If last week’s Downton Abbey was all about the initial power war has to upset the social order, this week’s episode was about the lingering power of institutions, whether the idea that a man headed off to war is entitled to a sweetheart; the sororicidal battles between women for position; or the ability of the servant class to conduct intense power struggles entirely beyond the notice of their employers. It’s fitting, given that theme, that it seems we’re locked into some old plots this week, as Thomas returns to cause all sorts of trouble at Downton, but with increased capacity to sow dissension now that he can play Cora and Isobel off against each other; Mr. Bates and Anna seem locked in a stalemate by his iron and the pace of English legal proceedings; and Sybil and Branson have trouble understanding each other.

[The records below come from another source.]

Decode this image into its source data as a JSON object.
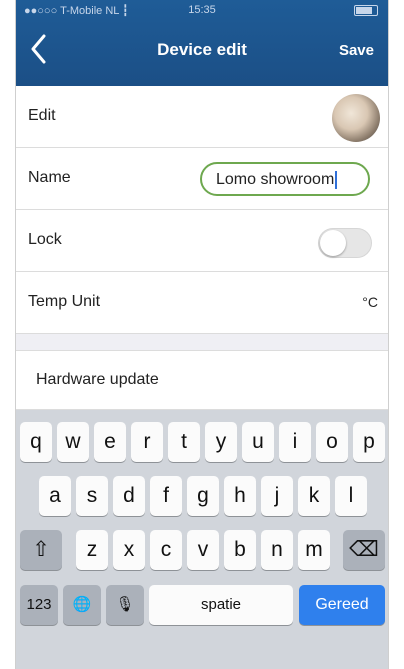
{
  "status_bar": {
    "carrier": "●●○○○ T-Mobile NL ┇",
    "time": "15:35"
  },
  "nav": {
    "back_icon": "chevron-left",
    "title": "Device edit",
    "save_label": "Save"
  },
  "rows": {
    "edit": {
      "label": "Edit"
    },
    "name": {
      "label": "Name",
      "value": "Lomo  showroom"
    },
    "lock": {
      "label": "Lock",
      "toggle_state": "off"
    },
    "temp_unit": {
      "label": "Temp Unit",
      "value": "°C"
    },
    "hardware_update": {
      "label": "Hardware update"
    }
  },
  "keyboard": {
    "row1": [
      "q",
      "w",
      "e",
      "r",
      "t",
      "y",
      "u",
      "i",
      "o",
      "p"
    ],
    "row2": [
      "a",
      "s",
      "d",
      "f",
      "g",
      "h",
      "j",
      "k",
      "l"
    ],
    "row3": [
      "z",
      "x",
      "c",
      "v",
      "b",
      "n",
      "m"
    ],
    "shift_icon": "⇧",
    "backspace_icon": "⌫",
    "numbers_label": "123",
    "globe_icon": "🌐",
    "mic_icon": "🎙",
    "space_label": "spatie",
    "return_label": "Gereed"
  },
  "colors": {
    "header": "#1d5690",
    "accent_blue": "#2f80ed",
    "highlight_green": "#6ea84f"
  }
}
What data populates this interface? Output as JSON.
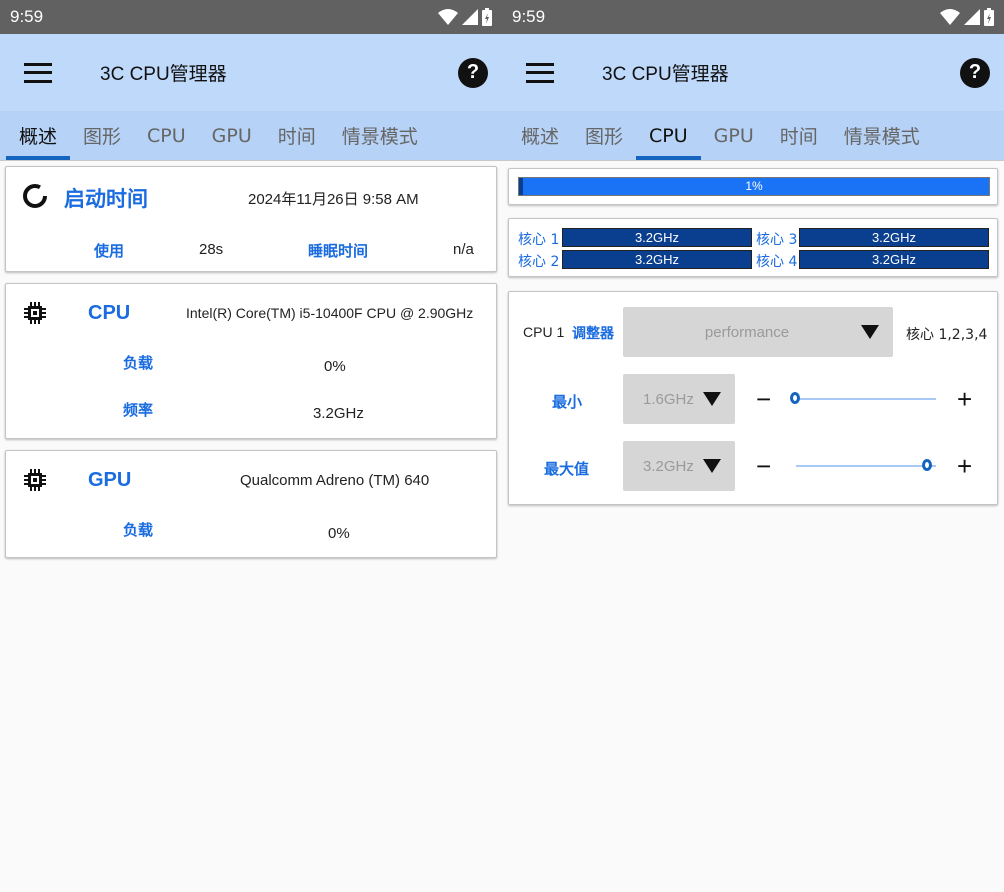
{
  "status": {
    "time": "9:59"
  },
  "app": {
    "title": "3C CPU管理器"
  },
  "tabs": [
    "概述",
    "图形",
    "CPU",
    "GPU",
    "时间",
    "情景模式"
  ],
  "overview": {
    "uptime": {
      "title": "启动时间",
      "date": "2024年11月26日 9:58 AM",
      "usage_label": "使用",
      "usage_value": "28s",
      "sleep_label": "睡眠时间",
      "sleep_value": "n/a"
    },
    "cpu": {
      "title": "CPU",
      "model": "Intel(R) Core(TM) i5-10400F CPU @ 2.90GHz",
      "load_label": "负载",
      "load_value": "0%",
      "freq_label": "频率",
      "freq_value": "3.2GHz"
    },
    "gpu": {
      "title": "GPU",
      "model": "Qualcomm Adreno (TM) 640",
      "load_label": "负载",
      "load_value": "0%"
    }
  },
  "cpu_tab": {
    "usage": {
      "label": "1%",
      "fraction": 0.01
    },
    "cores": [
      {
        "label": "核心 1",
        "freq": "3.2GHz"
      },
      {
        "label": "核心 2",
        "freq": "3.2GHz"
      },
      {
        "label": "核心 3",
        "freq": "3.2GHz"
      },
      {
        "label": "核心 4",
        "freq": "3.2GHz"
      }
    ],
    "governor": {
      "cpu_label": "CPU 1",
      "label": "调整器",
      "value": "performance",
      "cores": "核心 1,2,3,4"
    },
    "min": {
      "label": "最小",
      "value": "1.6GHz",
      "level": 0.0
    },
    "max": {
      "label": "最大值",
      "value": "3.2GHz",
      "level": 1.0
    },
    "plus": "+",
    "minus": "−"
  },
  "colors": {
    "accent": "#1a6ce0",
    "appbar": "#bfd9fb",
    "tabbar": "#b6d2f6",
    "core_bar": "#0a3f8f",
    "usage_bar": "#1a73f5"
  }
}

It was awful to see Daisy trapped this week, forced into accepting William’s proposal by Mrs. Patmore’s theories of troop morale, forced by William into announcing their engagement prematurely, and then told by Mrs. Harris that she should stay downstairs because “No, Daisy. Not you. The war has not changed everything.” There’s no question that Daisy is safer at Downton than she might be under other circumstances, but the very things that keep her safe and provided for also keep her trapped. It never occurs to anyone that Daisy might have a mind of her own — in fact, Thomas and O’Brien’s machinations against Mr. Bates last season depended on the idea that her head could be sown with any idea no matter how ludicrous. There’s a real sadness in that belief that could morph into a ruined life if William survives, and Daisy is railroaded into marrying him against her desires.

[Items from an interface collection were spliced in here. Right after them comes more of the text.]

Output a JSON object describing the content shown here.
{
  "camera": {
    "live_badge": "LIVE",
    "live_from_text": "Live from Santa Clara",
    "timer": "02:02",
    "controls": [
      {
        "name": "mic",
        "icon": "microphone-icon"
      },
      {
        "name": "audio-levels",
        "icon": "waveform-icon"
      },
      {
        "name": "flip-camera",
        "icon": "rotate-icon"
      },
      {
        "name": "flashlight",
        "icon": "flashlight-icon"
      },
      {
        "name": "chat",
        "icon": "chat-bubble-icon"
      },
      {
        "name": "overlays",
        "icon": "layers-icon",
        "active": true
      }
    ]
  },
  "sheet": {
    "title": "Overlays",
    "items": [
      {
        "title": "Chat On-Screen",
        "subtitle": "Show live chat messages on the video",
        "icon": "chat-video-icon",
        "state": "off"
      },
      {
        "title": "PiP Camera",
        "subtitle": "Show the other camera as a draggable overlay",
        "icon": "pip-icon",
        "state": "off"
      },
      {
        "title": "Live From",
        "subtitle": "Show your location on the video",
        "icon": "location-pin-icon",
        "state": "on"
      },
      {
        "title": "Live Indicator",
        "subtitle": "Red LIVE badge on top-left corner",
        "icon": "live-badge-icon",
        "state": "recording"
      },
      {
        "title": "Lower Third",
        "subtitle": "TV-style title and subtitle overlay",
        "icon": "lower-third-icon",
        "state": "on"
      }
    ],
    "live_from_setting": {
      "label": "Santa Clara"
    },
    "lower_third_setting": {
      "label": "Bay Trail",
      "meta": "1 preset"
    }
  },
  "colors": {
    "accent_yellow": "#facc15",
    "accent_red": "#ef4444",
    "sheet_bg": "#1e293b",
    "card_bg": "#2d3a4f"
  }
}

She’s not the only woman torn between her heart and norms, enforced by both law and society, that govern the behavior of women. When Anna finds Mr. Bates, she’s relieved to find out he’s found grounds for a divorce, but disconcerted by the revelation that “for her to divorce me, she needs something beyond adultery…for a husband, adultery is enough.” But when she ventures that that seems unjust, the force of Bates’ passion barrels past her bloom of a political opinion. “I don’t care about fairness,” Mr. Bates declares. “I care about you.” And he refuses to sleep with her, even when she points out “it’s not against the law to take a mistress, Mr. Bates.” Meanwhile, back at Downton, Ethel’s willingness to be sexually available gets her on Mrs. Hughes’ watch list, but it also lands her a date with a soldier that may put paid to her saucy talk.

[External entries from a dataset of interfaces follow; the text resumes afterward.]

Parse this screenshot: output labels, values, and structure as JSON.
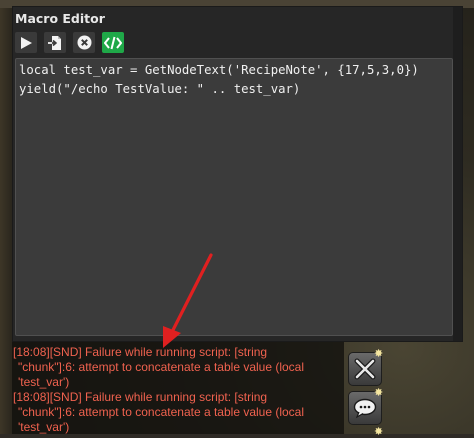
{
  "window": {
    "title": "Macro Editor"
  },
  "toolbar": {
    "buttons": [
      {
        "name": "run",
        "icon": "play-icon"
      },
      {
        "name": "import",
        "icon": "import-file-icon"
      },
      {
        "name": "stop",
        "icon": "close-circle-icon"
      },
      {
        "name": "code",
        "icon": "code-icon",
        "active": true
      }
    ]
  },
  "editor": {
    "lines": [
      "local test_var = GetNodeText('RecipeNote', {17,5,3,0})",
      "yield(\"/echo TestValue: \" .. test_var)"
    ]
  },
  "chat": {
    "lines": [
      "[18:08][SND] Failure while running script: [string",
      "\"chunk\"]:6: attempt to concatenate a table value (local",
      "'test_var')",
      "[18:08][SND] Failure while running script: [string",
      "\"chunk\"]:6: attempt to concatenate a table value (local",
      "'test_var')"
    ]
  },
  "side_buttons": [
    {
      "name": "close",
      "icon": "x-icon"
    },
    {
      "name": "chat",
      "icon": "speech-bubble-icon"
    }
  ],
  "colors": {
    "accent": "#1fa848",
    "error_text": "#f0624f",
    "annotation_arrow": "#e02020"
  }
}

While women are at subtle odds in those situations, they’re at outright war when it comes to the struggle between Isobel and Cora for control over Downton in its role as convalescent home, and Rosalind is trying to make a cold war hot by prodding Mary to slander Lavinia and break her engagement to Matthew. The first debate is exacerbated by Thomas, who’s returned to Downton determined to take Carson down a peg and with new power to manipulate the people upstairs. I have mixed feelings about Thomas’s manuverings here — the pilot this season suggested some real growth, so it’s disconcerting to see both him and O’Brien fall into old patterns. I hope there are longer games here that move both of them forward, or tragedies born of their limitations. But it’s fascinating to watch Isobel and Cora go at least other in conversations that come up to the very edge of civility. And of course it’s the civility that matters: one of Cora’s complaints is that Isobel has usurped her place with her servants. Cora has more social pull than Isobel does, while Isobel has more practical skills. It’s Edith, perhaps, who represents a way forward, combining Cora’s graces with Isobel’s unflinching desire to connect, even when it means confronting wounds like the amputation that took Captain Smiley’s hand (I am, for the record, considering him George’s father). Seeing the General call her out for her good deeds gave me hope that Edith will find her own way, a typically middle-child blending of Mary’s conventionality and Sybil’s rebellions.